### WORK REQUEST:
Your answer should consist of each line from the data below that contains "ราคา".
[DATA FOR ANALYSIS — start]
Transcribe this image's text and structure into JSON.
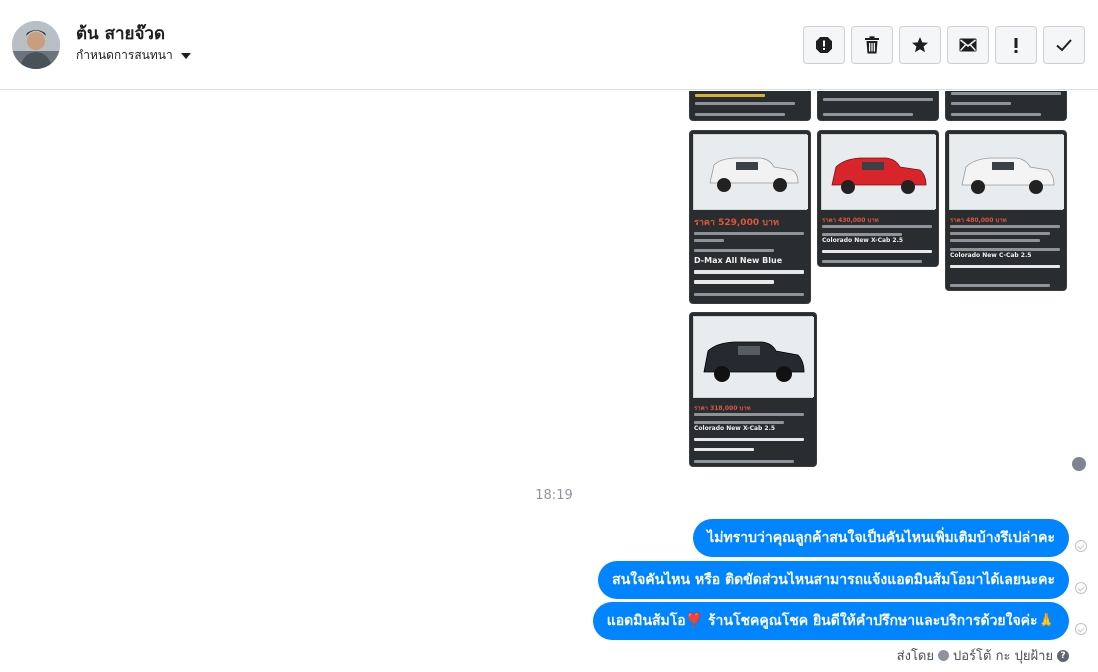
{
  "header": {
    "contact_name": "ต้น สายจ๊วด",
    "assign_label": "กำหนดการสนทนา",
    "actions": [
      "report-icon",
      "trash-icon",
      "star-icon",
      "envelope-icon",
      "exclamation-icon",
      "check-icon"
    ]
  },
  "thread": {
    "time_separator": "18:19",
    "messages": [
      "ไม่ทราบว่าคุณลูกค้าสนใจเป็นคันไหนเพิ่มเติมบ้างรึเปล่าคะ",
      "สนใจคันไหน หรือ ติดขัดส่วนไหนสามารถแจ้งแอดมินส้มโอมาได้เลยนะคะ",
      "แอดมินส้มโอ❣️ ร้านโชคคูณโชค ยินดีให้คำปรึกษาและบริการด้วยใจค่ะ🙏"
    ],
    "sent_by_prefix": "ส่งโดย",
    "sent_by_name": "ปอร์โต้ กะ ปุยฝ้าย",
    "help_glyph": "?"
  },
  "cards": [
    {
      "price": "ราคา 529,000 บาท",
      "model": "D-Max All New Blue",
      "car_color": "#f2f2f2"
    },
    {
      "price": "ราคา 430,000 บาท",
      "model": "Colorado New X-Cab 2.5",
      "car_color": "#d8242a"
    },
    {
      "price": "ราคา 480,000 บาท",
      "model": "Colorado New C-Cab 2.5",
      "car_color": "#f4f4f4"
    },
    {
      "price": "ราคา 318,000 บาท",
      "model": "Colorado New X-Cab 2.5",
      "car_color": "#262a30"
    }
  ],
  "colors": {
    "accent": "#0084ff",
    "header_border": "#dadde1"
  }
}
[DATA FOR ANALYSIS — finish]
### RESPONSE BELOW:
      "price": "ราคา 529,000 บาท",
      "price": "ราคา 430,000 บาท",
      "price": "ราคา 480,000 บาท",
      "price": "ราคา 318,000 บาท",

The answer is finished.